Provided records below:

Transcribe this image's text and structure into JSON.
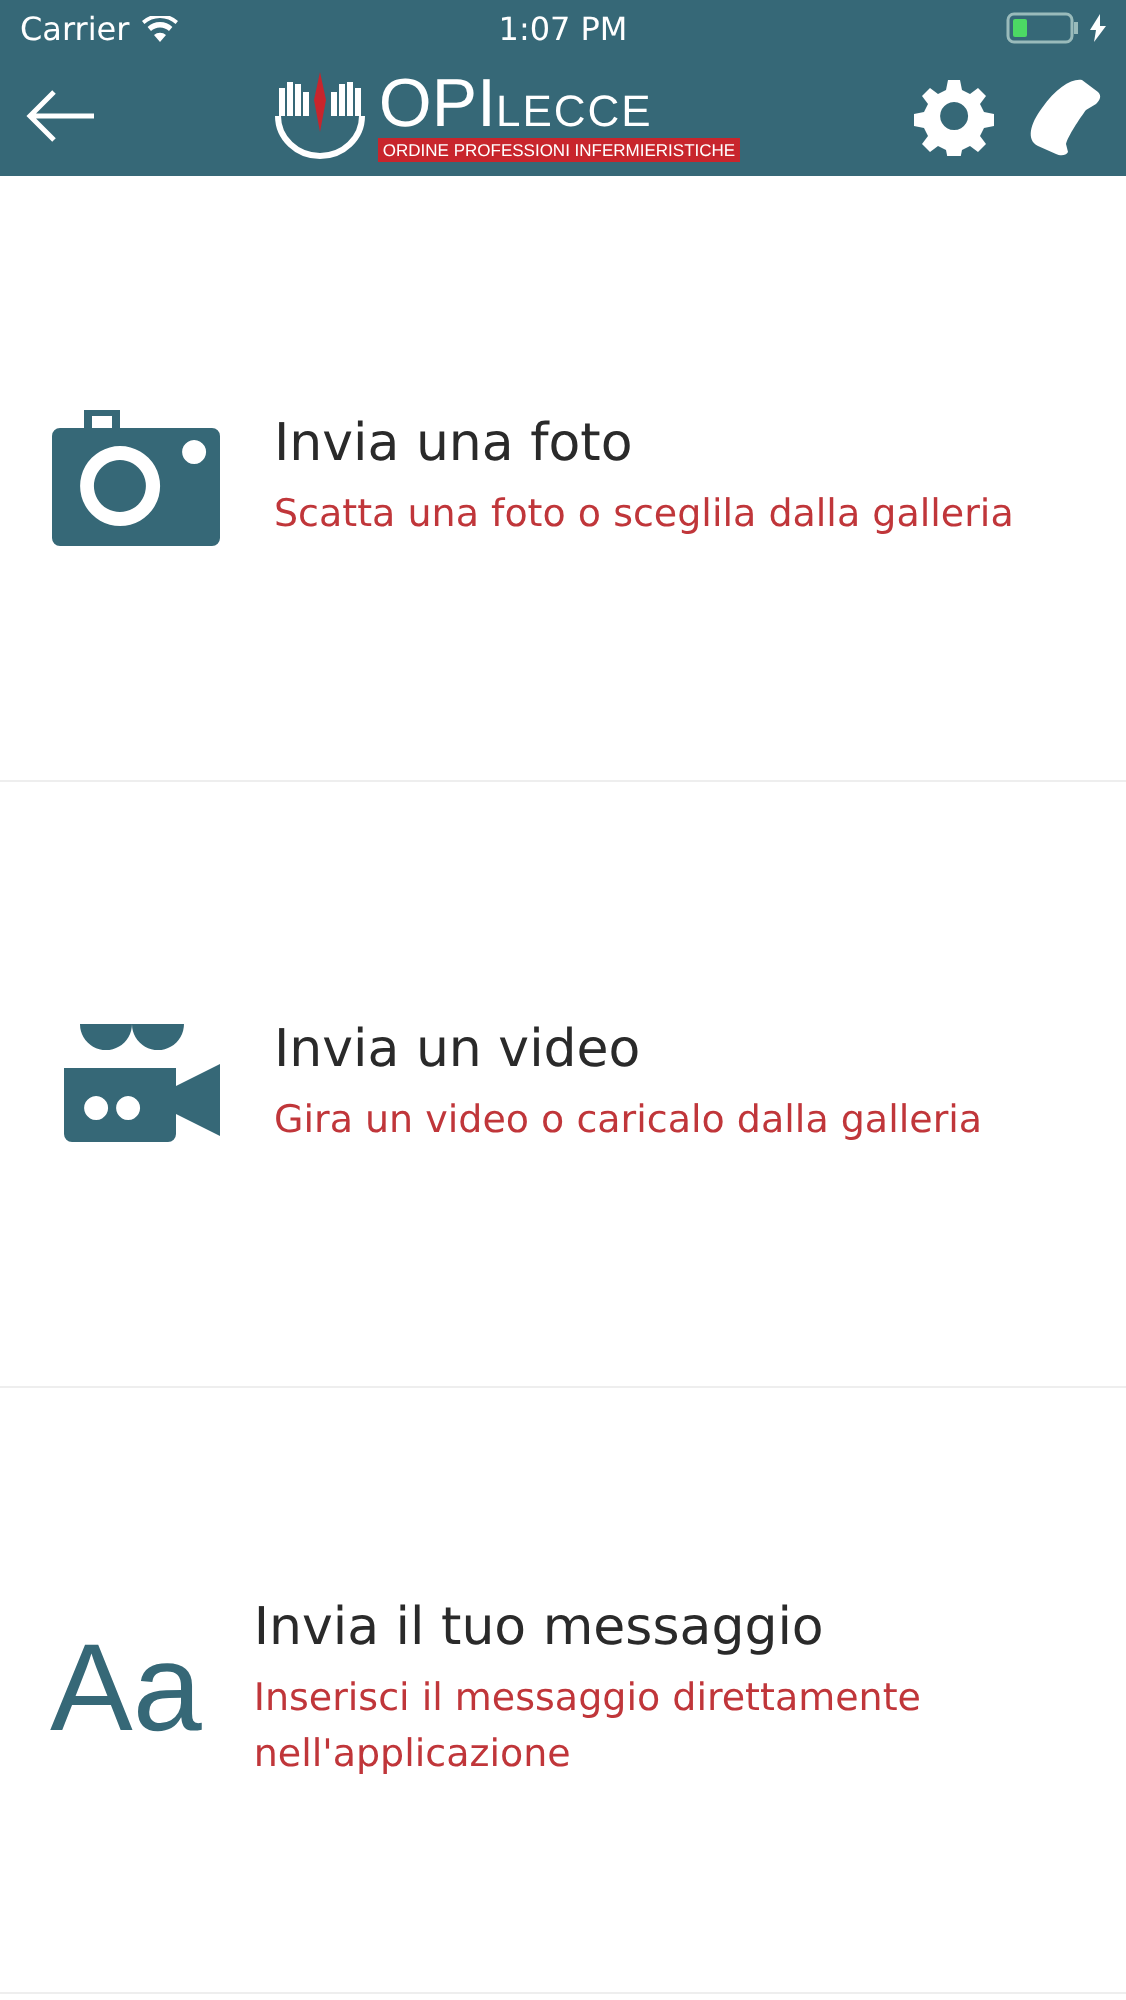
{
  "status_bar": {
    "carrier": "Carrier",
    "time": "1:07 PM"
  },
  "header": {
    "logo": {
      "main": "OPI",
      "city": "LECCE",
      "subtitle": "ORDINE PROFESSIONI INFERMIERISTICHE"
    }
  },
  "items": [
    {
      "kind": "camera",
      "title": "Invia una foto",
      "subtitle": "Scatta una foto o sceglila dalla galleria"
    },
    {
      "kind": "video",
      "title": "Invia un video",
      "subtitle": "Gira un video o caricalo dalla galleria"
    },
    {
      "kind": "text",
      "glyph": "Aa",
      "title": "Invia il tuo messaggio",
      "subtitle": "Inserisci il messaggio direttamente nell'applicazione"
    }
  ]
}
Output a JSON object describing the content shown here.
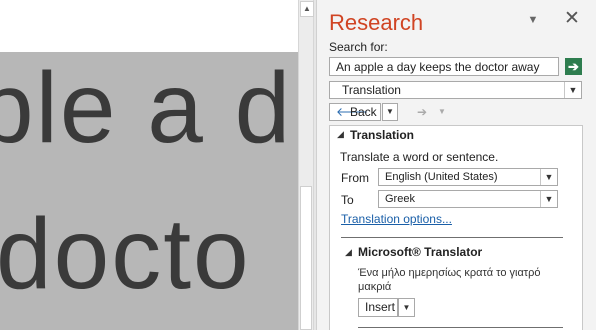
{
  "document": {
    "line1": "ple a d",
    "line2": "docto"
  },
  "scrollbar": {
    "up_arrow": "▲"
  },
  "pane": {
    "title": "Research",
    "menu_icon": "▼",
    "close_icon": "✕",
    "search_label": "Search for:",
    "search_value": "An apple a day keeps the doctor away",
    "go_icon": "➔",
    "service_value": "Translation",
    "dropdown_icon": "▼",
    "back_icon": "🡐",
    "back_label": "Back",
    "forward_icon": "➔",
    "results": {
      "section_toggle": "◢",
      "section_title": "Translation",
      "description": "Translate a word or sentence.",
      "from_label": "From",
      "from_value": "English (United States)",
      "to_label": "To",
      "to_value": "Greek",
      "options_link": "Translation options...",
      "provider_toggle": "◢",
      "provider_title": "Microsoft® Translator",
      "translated_text": "Ένα μήλο ημερησίως κρατά το γιατρό μακριά",
      "insert_label": "Insert"
    }
  }
}
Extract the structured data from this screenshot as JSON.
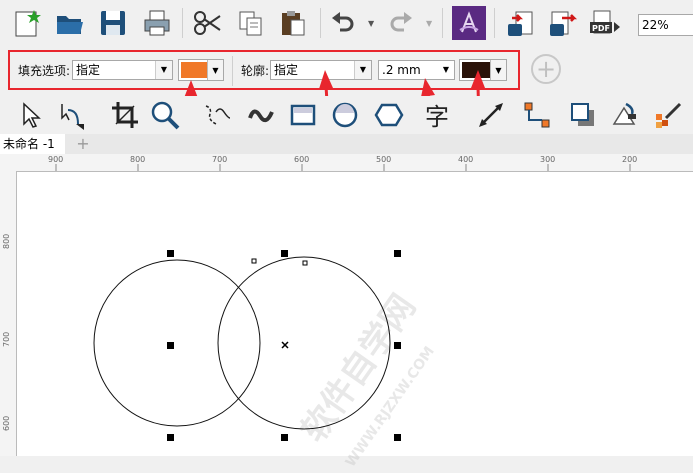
{
  "toolbar_main": {
    "zoom_value": "22%",
    "pdf_label": "PDF"
  },
  "property_bar": {
    "fill_label": "填充选项:",
    "fill_value": "指定",
    "fill_color": "#f07828",
    "outline_label": "轮廓:",
    "outline_value": "指定",
    "width_value": ".2 mm",
    "outline_color": "#2a1208"
  },
  "document_tab": {
    "name": "未命名 -1",
    "add_symbol": "+"
  },
  "ruler_horizontal": {
    "labels": [
      "900",
      "800",
      "700",
      "600",
      "500",
      "400",
      "300",
      "200"
    ]
  },
  "ruler_vertical": {
    "labels": [
      "800",
      "700",
      "600"
    ]
  },
  "watermark": {
    "text": "软件自学网",
    "subtext": "WWW.RJZXW.COM"
  },
  "colors": {
    "highlight_red": "#e8262e",
    "accent_purple": "#5a2a82"
  }
}
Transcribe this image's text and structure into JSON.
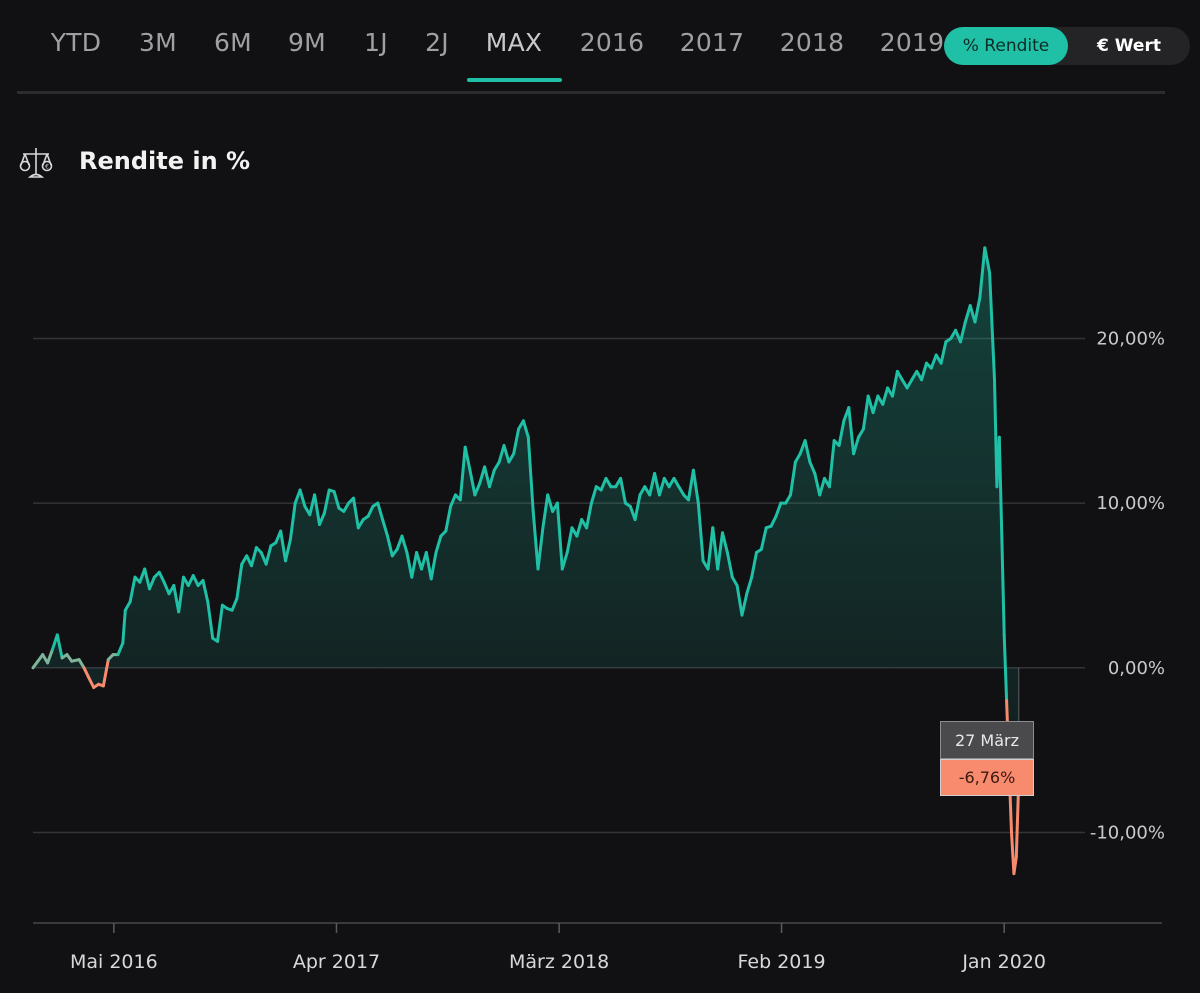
{
  "tabs": [
    {
      "label": "YTD",
      "active": false
    },
    {
      "label": "3M",
      "active": false
    },
    {
      "label": "6M",
      "active": false
    },
    {
      "label": "9M",
      "active": false
    },
    {
      "label": "1J",
      "active": false
    },
    {
      "label": "2J",
      "active": false
    },
    {
      "label": "MAX",
      "active": true
    },
    {
      "label": "2016",
      "active": false
    },
    {
      "label": "2017",
      "active": false
    },
    {
      "label": "2018",
      "active": false
    },
    {
      "label": "2019",
      "active": false
    }
  ],
  "toggle": {
    "percent_label": "% Rendite",
    "value_label": "€ Wert",
    "selected": "percent"
  },
  "section": {
    "title": "Rendite in %",
    "icon": "scale-icon"
  },
  "tooltip": {
    "date": "27 März",
    "value": "-6,76%"
  },
  "colors": {
    "positive": "#1fc0a6",
    "negative": "#f88a6e",
    "background": "#111113"
  },
  "chart_data": {
    "type": "area",
    "y_tick_labels": [
      "20,00%",
      "10,00%",
      "0,00%",
      "-10,00%"
    ],
    "y_ticks": [
      20,
      10,
      0,
      -10
    ],
    "ylim": [
      -15.5,
      27.5
    ],
    "x_tick_labels": [
      "Mai 2016",
      "Apr 2017",
      "März 2018",
      "Feb 2019",
      "Jan 2020"
    ],
    "x_ticks": [
      2016.333,
      2017.25,
      2018.167,
      2019.083,
      2020.0
    ],
    "xlim": [
      2016.0,
      2020.65
    ],
    "grid": true,
    "series": [
      {
        "points": [
          [
            2016.0,
            0.0
          ],
          [
            2016.02,
            0.4
          ],
          [
            2016.04,
            0.8
          ],
          [
            2016.06,
            0.3
          ],
          [
            2016.08,
            1.1
          ],
          [
            2016.1,
            2.0
          ],
          [
            2016.12,
            0.6
          ],
          [
            2016.14,
            0.8
          ],
          [
            2016.16,
            0.4
          ],
          [
            2016.19,
            0.5
          ],
          [
            2016.21,
            0.0
          ],
          [
            2016.23,
            -0.6
          ],
          [
            2016.25,
            -1.2
          ],
          [
            2016.27,
            -1.0
          ],
          [
            2016.29,
            -1.1
          ],
          [
            2016.31,
            0.5
          ],
          [
            2016.33,
            0.8
          ],
          [
            2016.35,
            0.8
          ],
          [
            2016.37,
            1.5
          ],
          [
            2016.38,
            3.5
          ],
          [
            2016.4,
            4.0
          ],
          [
            2016.42,
            5.5
          ],
          [
            2016.44,
            5.2
          ],
          [
            2016.46,
            6.0
          ],
          [
            2016.48,
            4.8
          ],
          [
            2016.5,
            5.5
          ],
          [
            2016.52,
            5.8
          ],
          [
            2016.54,
            5.2
          ],
          [
            2016.56,
            4.5
          ],
          [
            2016.58,
            5.0
          ],
          [
            2016.6,
            3.4
          ],
          [
            2016.62,
            5.5
          ],
          [
            2016.64,
            5.0
          ],
          [
            2016.66,
            5.6
          ],
          [
            2016.68,
            5.0
          ],
          [
            2016.7,
            5.3
          ],
          [
            2016.72,
            4.0
          ],
          [
            2016.74,
            1.8
          ],
          [
            2016.76,
            1.6
          ],
          [
            2016.78,
            3.8
          ],
          [
            2016.8,
            3.6
          ],
          [
            2016.82,
            3.5
          ],
          [
            2016.84,
            4.2
          ],
          [
            2016.86,
            6.3
          ],
          [
            2016.88,
            6.8
          ],
          [
            2016.9,
            6.2
          ],
          [
            2016.92,
            7.3
          ],
          [
            2016.94,
            7.0
          ],
          [
            2016.96,
            6.3
          ],
          [
            2016.98,
            7.4
          ],
          [
            2017.0,
            7.6
          ],
          [
            2017.02,
            8.3
          ],
          [
            2017.04,
            6.5
          ],
          [
            2017.06,
            7.8
          ],
          [
            2017.08,
            10.0
          ],
          [
            2017.1,
            10.8
          ],
          [
            2017.12,
            9.8
          ],
          [
            2017.14,
            9.3
          ],
          [
            2017.16,
            10.5
          ],
          [
            2017.18,
            8.7
          ],
          [
            2017.2,
            9.4
          ],
          [
            2017.22,
            10.8
          ],
          [
            2017.24,
            10.7
          ],
          [
            2017.26,
            9.7
          ],
          [
            2017.28,
            9.5
          ],
          [
            2017.3,
            10.0
          ],
          [
            2017.32,
            10.3
          ],
          [
            2017.34,
            8.5
          ],
          [
            2017.36,
            9.0
          ],
          [
            2017.38,
            9.2
          ],
          [
            2017.4,
            9.8
          ],
          [
            2017.42,
            10.0
          ],
          [
            2017.44,
            9.0
          ],
          [
            2017.46,
            8.0
          ],
          [
            2017.48,
            6.8
          ],
          [
            2017.5,
            7.2
          ],
          [
            2017.52,
            8.0
          ],
          [
            2017.54,
            7.0
          ],
          [
            2017.56,
            5.5
          ],
          [
            2017.58,
            7.0
          ],
          [
            2017.6,
            6.0
          ],
          [
            2017.62,
            7.0
          ],
          [
            2017.64,
            5.4
          ],
          [
            2017.66,
            7.0
          ],
          [
            2017.68,
            8.0
          ],
          [
            2017.7,
            8.3
          ],
          [
            2017.72,
            9.8
          ],
          [
            2017.74,
            10.5
          ],
          [
            2017.76,
            10.2
          ],
          [
            2017.78,
            13.4
          ],
          [
            2017.8,
            12.0
          ],
          [
            2017.82,
            10.5
          ],
          [
            2017.84,
            11.2
          ],
          [
            2017.86,
            12.2
          ],
          [
            2017.88,
            11.0
          ],
          [
            2017.9,
            12.0
          ],
          [
            2017.92,
            12.5
          ],
          [
            2017.94,
            13.5
          ],
          [
            2017.96,
            12.5
          ],
          [
            2017.98,
            13.0
          ],
          [
            2018.0,
            14.5
          ],
          [
            2018.02,
            15.0
          ],
          [
            2018.04,
            14.0
          ],
          [
            2018.06,
            9.5
          ],
          [
            2018.08,
            6.0
          ],
          [
            2018.1,
            8.5
          ],
          [
            2018.12,
            10.5
          ],
          [
            2018.14,
            9.5
          ],
          [
            2018.16,
            10.0
          ],
          [
            2018.18,
            6.0
          ],
          [
            2018.2,
            7.0
          ],
          [
            2018.22,
            8.5
          ],
          [
            2018.24,
            8.0
          ],
          [
            2018.26,
            9.0
          ],
          [
            2018.28,
            8.5
          ],
          [
            2018.3,
            10.0
          ],
          [
            2018.32,
            11.0
          ],
          [
            2018.34,
            10.8
          ],
          [
            2018.36,
            11.5
          ],
          [
            2018.38,
            11.0
          ],
          [
            2018.4,
            11.0
          ],
          [
            2018.42,
            11.5
          ],
          [
            2018.44,
            10.0
          ],
          [
            2018.46,
            9.8
          ],
          [
            2018.48,
            9.0
          ],
          [
            2018.5,
            10.5
          ],
          [
            2018.52,
            11.0
          ],
          [
            2018.54,
            10.5
          ],
          [
            2018.56,
            11.8
          ],
          [
            2018.58,
            10.5
          ],
          [
            2018.6,
            11.5
          ],
          [
            2018.62,
            11.0
          ],
          [
            2018.64,
            11.5
          ],
          [
            2018.66,
            11.0
          ],
          [
            2018.68,
            10.5
          ],
          [
            2018.7,
            10.2
          ],
          [
            2018.72,
            12.0
          ],
          [
            2018.74,
            10.0
          ],
          [
            2018.76,
            6.5
          ],
          [
            2018.78,
            6.0
          ],
          [
            2018.8,
            8.5
          ],
          [
            2018.82,
            6.0
          ],
          [
            2018.84,
            8.2
          ],
          [
            2018.86,
            7.0
          ],
          [
            2018.88,
            5.5
          ],
          [
            2018.9,
            5.0
          ],
          [
            2018.92,
            3.2
          ],
          [
            2018.94,
            4.5
          ],
          [
            2018.96,
            5.5
          ],
          [
            2018.98,
            7.0
          ],
          [
            2019.0,
            7.2
          ],
          [
            2019.02,
            8.5
          ],
          [
            2019.04,
            8.6
          ],
          [
            2019.06,
            9.2
          ],
          [
            2019.08,
            10.0
          ],
          [
            2019.1,
            10.0
          ],
          [
            2019.12,
            10.5
          ],
          [
            2019.14,
            12.5
          ],
          [
            2019.16,
            13.0
          ],
          [
            2019.18,
            13.8
          ],
          [
            2019.2,
            12.5
          ],
          [
            2019.22,
            11.8
          ],
          [
            2019.24,
            10.5
          ],
          [
            2019.26,
            11.5
          ],
          [
            2019.28,
            11.0
          ],
          [
            2019.3,
            13.8
          ],
          [
            2019.32,
            13.5
          ],
          [
            2019.34,
            15.0
          ],
          [
            2019.36,
            15.8
          ],
          [
            2019.38,
            13.0
          ],
          [
            2019.4,
            14.0
          ],
          [
            2019.42,
            14.5
          ],
          [
            2019.44,
            16.5
          ],
          [
            2019.46,
            15.5
          ],
          [
            2019.48,
            16.5
          ],
          [
            2019.5,
            16.0
          ],
          [
            2019.52,
            17.0
          ],
          [
            2019.54,
            16.5
          ],
          [
            2019.56,
            18.0
          ],
          [
            2019.58,
            17.5
          ],
          [
            2019.6,
            17.0
          ],
          [
            2019.62,
            17.5
          ],
          [
            2019.64,
            18.0
          ],
          [
            2019.66,
            17.5
          ],
          [
            2019.68,
            18.5
          ],
          [
            2019.7,
            18.2
          ],
          [
            2019.72,
            19.0
          ],
          [
            2019.74,
            18.5
          ],
          [
            2019.76,
            19.8
          ],
          [
            2019.78,
            20.0
          ],
          [
            2019.8,
            20.5
          ],
          [
            2019.82,
            19.8
          ],
          [
            2019.84,
            21.0
          ],
          [
            2019.86,
            22.0
          ],
          [
            2019.88,
            21.0
          ],
          [
            2019.9,
            22.5
          ],
          [
            2019.92,
            25.5
          ],
          [
            2019.94,
            24.0
          ],
          [
            2019.96,
            17.5
          ],
          [
            2019.97,
            11.0
          ],
          [
            2019.98,
            14.0
          ],
          [
            2019.99,
            8.0
          ],
          [
            2020.0,
            2.0
          ],
          [
            2020.01,
            -2.0
          ],
          [
            2020.02,
            -6.0
          ],
          [
            2020.03,
            -10.0
          ],
          [
            2020.04,
            -12.5
          ],
          [
            2020.05,
            -11.5
          ],
          [
            2020.06,
            -6.76
          ]
        ]
      }
    ]
  }
}
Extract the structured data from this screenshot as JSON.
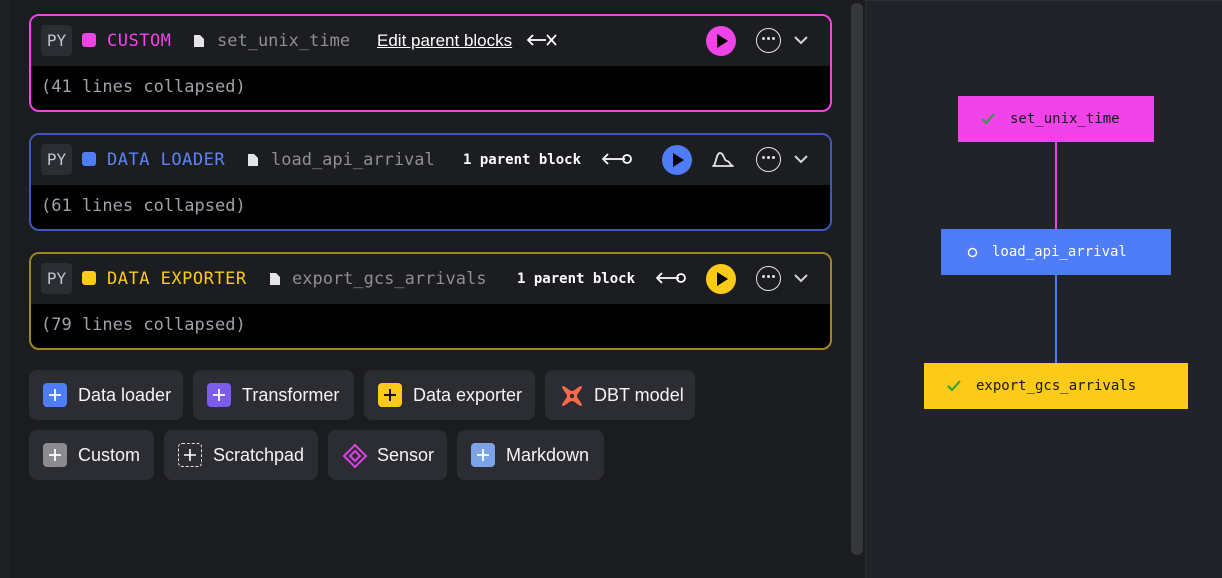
{
  "colors": {
    "custom": "#f043e8",
    "data_loader": "#4f7cf7",
    "data_exporter": "#fcca18",
    "transformer": "#7c5ced",
    "dbt": "#fc6949",
    "markdown": "#7ca3e6",
    "custom_gray": "#8a8a8f"
  },
  "blocks": [
    {
      "language": "PY",
      "type_label": "CUSTOM",
      "file_name": "set_unix_time",
      "parents_label": "Edit parent blocks",
      "body_text": "(41 lines collapsed)",
      "icons": [
        "file-icon",
        "disconnect-icon",
        "play-icon",
        "more-icon",
        "chevron-down-icon"
      ]
    },
    {
      "language": "PY",
      "type_label": "DATA LOADER",
      "file_name": "load_api_arrival",
      "parents_label": "1 parent block",
      "body_text": "(61 lines collapsed)",
      "icons": [
        "file-icon",
        "parent-connection-icon",
        "play-icon",
        "chart-icon",
        "more-icon",
        "chevron-down-icon"
      ]
    },
    {
      "language": "PY",
      "type_label": "DATA EXPORTER",
      "file_name": "export_gcs_arrivals",
      "parents_label": "1 parent block",
      "body_text": "(79 lines collapsed)",
      "icons": [
        "file-icon",
        "parent-connection-icon",
        "play-icon",
        "more-icon",
        "chevron-down-icon"
      ]
    }
  ],
  "add_buttons": [
    {
      "label": "Data loader",
      "icon": "plus-icon"
    },
    {
      "label": "Transformer",
      "icon": "plus-icon"
    },
    {
      "label": "Data exporter",
      "icon": "plus-icon"
    },
    {
      "label": "DBT model",
      "icon": "dbt-icon"
    },
    {
      "label": "Custom",
      "icon": "plus-icon"
    },
    {
      "label": "Scratchpad",
      "icon": "plus-outline-icon"
    },
    {
      "label": "Sensor",
      "icon": "sensor-icon"
    },
    {
      "label": "Markdown",
      "icon": "plus-icon"
    }
  ],
  "dependency_graph": {
    "nodes": [
      {
        "label": "set_unix_time",
        "status_icon": "check-icon"
      },
      {
        "label": "load_api_arrival",
        "status_icon": "circle-icon"
      },
      {
        "label": "export_gcs_arrivals",
        "status_icon": "check-icon"
      }
    ]
  }
}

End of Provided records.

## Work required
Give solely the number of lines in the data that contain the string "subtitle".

## Written response
4